The new Fame Cinema was a two hundred fifty seater single screen offering multiplex like facilities to its audience. It screened the latest Hindi, English as well as Marathi films and offered lucrative schemes to its audience like Vodafone Tuesdays in which you could get two tickets for the price of one. This attracted a lot of youngsters from the nearby colleges and even money conscious adults like me who saw films like Athithi Tum Kab Jaoge (2010) and Marathi comedy No Entry: Pudhe Dhoka Aahe (2012).
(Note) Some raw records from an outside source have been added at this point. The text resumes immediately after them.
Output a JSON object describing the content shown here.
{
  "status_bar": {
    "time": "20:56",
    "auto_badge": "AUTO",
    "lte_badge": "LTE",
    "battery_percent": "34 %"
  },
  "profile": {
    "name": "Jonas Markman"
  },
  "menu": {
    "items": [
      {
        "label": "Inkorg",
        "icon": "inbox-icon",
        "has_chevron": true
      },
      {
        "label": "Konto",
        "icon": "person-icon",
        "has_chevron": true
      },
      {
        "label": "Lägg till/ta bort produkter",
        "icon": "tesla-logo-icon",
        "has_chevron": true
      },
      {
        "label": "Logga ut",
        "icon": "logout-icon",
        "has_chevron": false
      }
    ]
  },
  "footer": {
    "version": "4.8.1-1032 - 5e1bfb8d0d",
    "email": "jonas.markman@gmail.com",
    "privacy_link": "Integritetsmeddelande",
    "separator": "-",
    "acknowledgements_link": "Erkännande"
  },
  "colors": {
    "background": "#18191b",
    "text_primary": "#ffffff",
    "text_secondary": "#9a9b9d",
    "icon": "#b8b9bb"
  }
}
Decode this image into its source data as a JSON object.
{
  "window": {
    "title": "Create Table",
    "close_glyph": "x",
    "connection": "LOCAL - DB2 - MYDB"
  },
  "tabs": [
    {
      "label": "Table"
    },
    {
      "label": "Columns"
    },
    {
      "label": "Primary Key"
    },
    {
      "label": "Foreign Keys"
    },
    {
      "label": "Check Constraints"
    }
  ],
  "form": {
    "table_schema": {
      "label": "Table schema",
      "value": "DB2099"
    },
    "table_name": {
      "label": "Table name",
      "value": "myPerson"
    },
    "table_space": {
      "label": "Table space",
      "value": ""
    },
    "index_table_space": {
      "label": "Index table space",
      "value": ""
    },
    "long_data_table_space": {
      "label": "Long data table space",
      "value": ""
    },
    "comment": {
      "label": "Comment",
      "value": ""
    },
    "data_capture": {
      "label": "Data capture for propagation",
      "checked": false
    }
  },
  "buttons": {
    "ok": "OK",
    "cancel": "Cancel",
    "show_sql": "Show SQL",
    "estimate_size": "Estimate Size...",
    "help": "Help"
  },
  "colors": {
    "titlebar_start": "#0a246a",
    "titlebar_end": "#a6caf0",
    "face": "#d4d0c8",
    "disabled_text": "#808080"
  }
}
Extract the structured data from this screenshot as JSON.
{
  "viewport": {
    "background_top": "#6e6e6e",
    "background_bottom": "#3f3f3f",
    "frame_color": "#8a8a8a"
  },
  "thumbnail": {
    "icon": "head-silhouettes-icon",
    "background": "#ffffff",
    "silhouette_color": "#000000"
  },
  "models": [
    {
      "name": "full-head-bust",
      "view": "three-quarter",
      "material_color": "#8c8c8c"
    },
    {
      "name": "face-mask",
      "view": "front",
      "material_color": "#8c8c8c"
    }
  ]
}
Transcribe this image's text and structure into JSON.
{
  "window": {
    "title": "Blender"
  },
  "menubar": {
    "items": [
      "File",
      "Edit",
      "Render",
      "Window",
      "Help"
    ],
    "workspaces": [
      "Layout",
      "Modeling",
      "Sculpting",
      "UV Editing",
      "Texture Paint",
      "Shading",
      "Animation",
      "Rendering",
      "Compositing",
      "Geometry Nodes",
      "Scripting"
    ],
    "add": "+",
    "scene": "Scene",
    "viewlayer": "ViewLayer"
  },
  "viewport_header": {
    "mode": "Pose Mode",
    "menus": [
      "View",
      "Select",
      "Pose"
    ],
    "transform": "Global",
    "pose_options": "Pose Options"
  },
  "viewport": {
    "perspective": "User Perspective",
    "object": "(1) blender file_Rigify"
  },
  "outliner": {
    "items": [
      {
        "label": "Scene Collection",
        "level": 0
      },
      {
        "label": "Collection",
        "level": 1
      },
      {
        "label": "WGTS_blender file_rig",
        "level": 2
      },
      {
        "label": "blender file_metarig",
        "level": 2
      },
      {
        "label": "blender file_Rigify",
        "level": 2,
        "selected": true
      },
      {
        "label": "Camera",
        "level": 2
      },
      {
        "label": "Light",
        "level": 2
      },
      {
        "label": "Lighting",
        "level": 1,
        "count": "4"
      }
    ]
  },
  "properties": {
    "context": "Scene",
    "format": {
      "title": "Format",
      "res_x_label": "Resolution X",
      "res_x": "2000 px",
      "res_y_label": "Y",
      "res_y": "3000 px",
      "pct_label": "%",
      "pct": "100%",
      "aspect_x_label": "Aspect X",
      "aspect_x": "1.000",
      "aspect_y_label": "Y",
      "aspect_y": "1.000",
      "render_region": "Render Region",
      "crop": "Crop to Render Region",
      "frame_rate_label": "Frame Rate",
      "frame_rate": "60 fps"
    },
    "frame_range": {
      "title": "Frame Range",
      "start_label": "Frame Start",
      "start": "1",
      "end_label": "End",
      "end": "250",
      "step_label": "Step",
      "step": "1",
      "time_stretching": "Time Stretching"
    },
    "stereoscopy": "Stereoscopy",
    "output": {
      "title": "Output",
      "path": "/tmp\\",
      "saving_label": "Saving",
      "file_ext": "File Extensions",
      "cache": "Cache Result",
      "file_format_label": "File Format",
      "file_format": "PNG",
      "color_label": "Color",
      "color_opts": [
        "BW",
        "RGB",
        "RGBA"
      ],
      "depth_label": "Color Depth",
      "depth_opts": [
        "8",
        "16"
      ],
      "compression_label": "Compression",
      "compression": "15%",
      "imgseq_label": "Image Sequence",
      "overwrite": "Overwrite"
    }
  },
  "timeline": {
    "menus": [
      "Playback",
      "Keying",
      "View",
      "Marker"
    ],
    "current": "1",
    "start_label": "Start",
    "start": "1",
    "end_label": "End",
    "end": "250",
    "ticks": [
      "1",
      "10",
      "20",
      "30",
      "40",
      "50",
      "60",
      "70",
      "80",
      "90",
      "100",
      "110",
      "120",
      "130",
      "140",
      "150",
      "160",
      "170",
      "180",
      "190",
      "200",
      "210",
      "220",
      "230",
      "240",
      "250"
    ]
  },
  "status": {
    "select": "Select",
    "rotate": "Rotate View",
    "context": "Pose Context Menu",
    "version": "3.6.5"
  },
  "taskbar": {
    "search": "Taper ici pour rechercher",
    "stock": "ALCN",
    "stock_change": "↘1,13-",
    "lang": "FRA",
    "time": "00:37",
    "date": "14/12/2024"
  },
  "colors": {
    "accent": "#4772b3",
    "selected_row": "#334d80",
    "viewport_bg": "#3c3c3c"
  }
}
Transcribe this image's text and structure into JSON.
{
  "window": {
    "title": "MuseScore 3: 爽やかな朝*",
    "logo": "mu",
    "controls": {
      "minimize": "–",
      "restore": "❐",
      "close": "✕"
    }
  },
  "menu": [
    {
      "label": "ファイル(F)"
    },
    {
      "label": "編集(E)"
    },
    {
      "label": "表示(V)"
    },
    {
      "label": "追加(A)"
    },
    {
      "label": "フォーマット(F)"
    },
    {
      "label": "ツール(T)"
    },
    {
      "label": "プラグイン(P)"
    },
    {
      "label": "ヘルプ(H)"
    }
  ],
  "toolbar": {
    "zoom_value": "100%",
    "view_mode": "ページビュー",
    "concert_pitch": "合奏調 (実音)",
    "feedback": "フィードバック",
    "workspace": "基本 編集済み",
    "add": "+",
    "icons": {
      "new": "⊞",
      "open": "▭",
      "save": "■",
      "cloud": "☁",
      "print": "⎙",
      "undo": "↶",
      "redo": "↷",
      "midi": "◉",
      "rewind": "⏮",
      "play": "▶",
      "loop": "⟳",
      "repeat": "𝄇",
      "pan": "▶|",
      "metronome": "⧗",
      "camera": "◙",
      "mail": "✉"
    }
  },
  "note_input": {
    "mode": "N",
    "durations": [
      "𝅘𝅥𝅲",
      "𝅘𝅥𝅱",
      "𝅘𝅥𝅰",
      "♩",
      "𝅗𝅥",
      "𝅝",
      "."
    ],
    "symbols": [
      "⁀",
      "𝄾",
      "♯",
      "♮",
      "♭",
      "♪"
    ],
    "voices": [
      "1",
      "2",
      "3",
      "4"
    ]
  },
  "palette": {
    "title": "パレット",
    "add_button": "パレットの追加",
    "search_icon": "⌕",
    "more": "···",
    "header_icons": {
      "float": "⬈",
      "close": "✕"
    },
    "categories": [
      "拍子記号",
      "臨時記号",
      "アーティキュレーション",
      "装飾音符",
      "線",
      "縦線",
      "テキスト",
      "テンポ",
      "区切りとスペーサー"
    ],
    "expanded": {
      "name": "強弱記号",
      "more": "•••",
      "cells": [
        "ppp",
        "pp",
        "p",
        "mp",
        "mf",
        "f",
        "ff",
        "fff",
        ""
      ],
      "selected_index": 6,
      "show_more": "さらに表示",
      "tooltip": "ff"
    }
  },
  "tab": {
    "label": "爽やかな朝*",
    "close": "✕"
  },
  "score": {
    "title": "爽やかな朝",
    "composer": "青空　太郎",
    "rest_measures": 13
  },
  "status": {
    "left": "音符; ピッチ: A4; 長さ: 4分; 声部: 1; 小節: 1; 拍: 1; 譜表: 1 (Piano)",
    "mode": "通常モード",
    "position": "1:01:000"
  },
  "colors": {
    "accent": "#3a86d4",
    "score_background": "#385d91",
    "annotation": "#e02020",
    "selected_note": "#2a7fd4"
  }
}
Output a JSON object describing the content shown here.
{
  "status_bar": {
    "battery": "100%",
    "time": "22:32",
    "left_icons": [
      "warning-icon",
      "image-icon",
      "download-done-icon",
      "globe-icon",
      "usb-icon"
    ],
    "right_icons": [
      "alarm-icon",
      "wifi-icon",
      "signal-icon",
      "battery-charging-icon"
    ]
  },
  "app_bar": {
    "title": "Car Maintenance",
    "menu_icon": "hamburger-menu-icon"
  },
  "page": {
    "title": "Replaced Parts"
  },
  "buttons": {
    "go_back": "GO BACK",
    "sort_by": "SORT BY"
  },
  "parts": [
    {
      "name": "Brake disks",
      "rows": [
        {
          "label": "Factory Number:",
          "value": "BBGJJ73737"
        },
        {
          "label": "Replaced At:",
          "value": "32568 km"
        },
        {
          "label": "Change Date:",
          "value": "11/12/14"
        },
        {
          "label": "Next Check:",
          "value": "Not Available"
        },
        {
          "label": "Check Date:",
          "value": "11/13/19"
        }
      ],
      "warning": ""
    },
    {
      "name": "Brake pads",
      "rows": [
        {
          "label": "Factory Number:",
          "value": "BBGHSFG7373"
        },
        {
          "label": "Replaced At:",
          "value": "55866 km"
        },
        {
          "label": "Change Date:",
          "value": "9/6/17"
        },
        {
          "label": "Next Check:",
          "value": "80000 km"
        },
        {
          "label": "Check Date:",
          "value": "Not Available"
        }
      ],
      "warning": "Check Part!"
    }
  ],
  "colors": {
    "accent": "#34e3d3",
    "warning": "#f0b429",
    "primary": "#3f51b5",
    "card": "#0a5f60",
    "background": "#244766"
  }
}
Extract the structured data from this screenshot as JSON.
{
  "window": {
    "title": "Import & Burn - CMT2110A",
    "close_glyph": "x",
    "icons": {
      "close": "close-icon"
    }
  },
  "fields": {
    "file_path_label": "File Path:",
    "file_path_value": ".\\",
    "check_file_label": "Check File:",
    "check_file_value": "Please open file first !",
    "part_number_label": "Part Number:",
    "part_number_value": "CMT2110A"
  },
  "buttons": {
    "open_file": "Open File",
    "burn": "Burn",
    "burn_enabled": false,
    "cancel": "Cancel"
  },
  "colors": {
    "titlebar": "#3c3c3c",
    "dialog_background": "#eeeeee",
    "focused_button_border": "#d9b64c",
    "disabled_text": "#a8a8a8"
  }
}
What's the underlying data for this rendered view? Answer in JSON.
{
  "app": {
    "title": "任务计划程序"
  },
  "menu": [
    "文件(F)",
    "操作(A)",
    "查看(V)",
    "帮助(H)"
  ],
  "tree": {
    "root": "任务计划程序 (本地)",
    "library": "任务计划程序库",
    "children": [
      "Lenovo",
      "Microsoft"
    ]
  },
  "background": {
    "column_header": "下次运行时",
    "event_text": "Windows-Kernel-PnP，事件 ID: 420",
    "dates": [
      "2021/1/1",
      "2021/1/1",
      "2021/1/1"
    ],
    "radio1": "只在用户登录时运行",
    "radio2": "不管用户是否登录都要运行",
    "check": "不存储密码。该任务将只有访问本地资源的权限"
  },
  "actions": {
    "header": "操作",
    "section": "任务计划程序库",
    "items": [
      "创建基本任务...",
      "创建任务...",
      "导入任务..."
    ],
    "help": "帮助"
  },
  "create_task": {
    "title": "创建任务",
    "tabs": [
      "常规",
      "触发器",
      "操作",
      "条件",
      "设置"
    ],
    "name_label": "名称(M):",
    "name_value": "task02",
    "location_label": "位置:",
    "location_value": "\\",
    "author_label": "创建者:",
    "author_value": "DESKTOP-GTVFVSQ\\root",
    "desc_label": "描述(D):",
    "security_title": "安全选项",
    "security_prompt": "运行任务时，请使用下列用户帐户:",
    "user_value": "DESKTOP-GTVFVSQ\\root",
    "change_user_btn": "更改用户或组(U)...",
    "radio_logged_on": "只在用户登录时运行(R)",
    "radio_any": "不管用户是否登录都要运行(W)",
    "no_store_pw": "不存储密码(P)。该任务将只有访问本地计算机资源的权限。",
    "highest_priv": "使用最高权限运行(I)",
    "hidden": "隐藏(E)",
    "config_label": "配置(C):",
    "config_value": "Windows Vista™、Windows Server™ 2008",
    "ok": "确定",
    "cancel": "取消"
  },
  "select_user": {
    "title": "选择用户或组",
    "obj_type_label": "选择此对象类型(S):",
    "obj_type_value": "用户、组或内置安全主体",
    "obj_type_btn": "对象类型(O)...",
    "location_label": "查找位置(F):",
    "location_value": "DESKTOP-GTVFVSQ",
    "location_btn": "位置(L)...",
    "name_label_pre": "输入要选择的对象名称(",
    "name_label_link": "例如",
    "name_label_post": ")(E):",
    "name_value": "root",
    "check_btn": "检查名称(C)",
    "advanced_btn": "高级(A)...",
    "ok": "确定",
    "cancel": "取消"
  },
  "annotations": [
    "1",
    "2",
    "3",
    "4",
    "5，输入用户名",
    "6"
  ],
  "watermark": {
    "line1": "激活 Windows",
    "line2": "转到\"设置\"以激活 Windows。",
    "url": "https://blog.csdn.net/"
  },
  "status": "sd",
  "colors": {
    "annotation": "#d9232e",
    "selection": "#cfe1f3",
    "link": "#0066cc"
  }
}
Sometime in 2012, Fame cinemas was acquired by Inox and the theatre was now called Inox Nakshatra. The seats and ambience was further enhanced and the present cinema is one of the best in the Dadar area. It is also the only one which resumed its operations post Covid lockdown. From Kohinoor to Inox, the show goes on..

All images courtesy Internet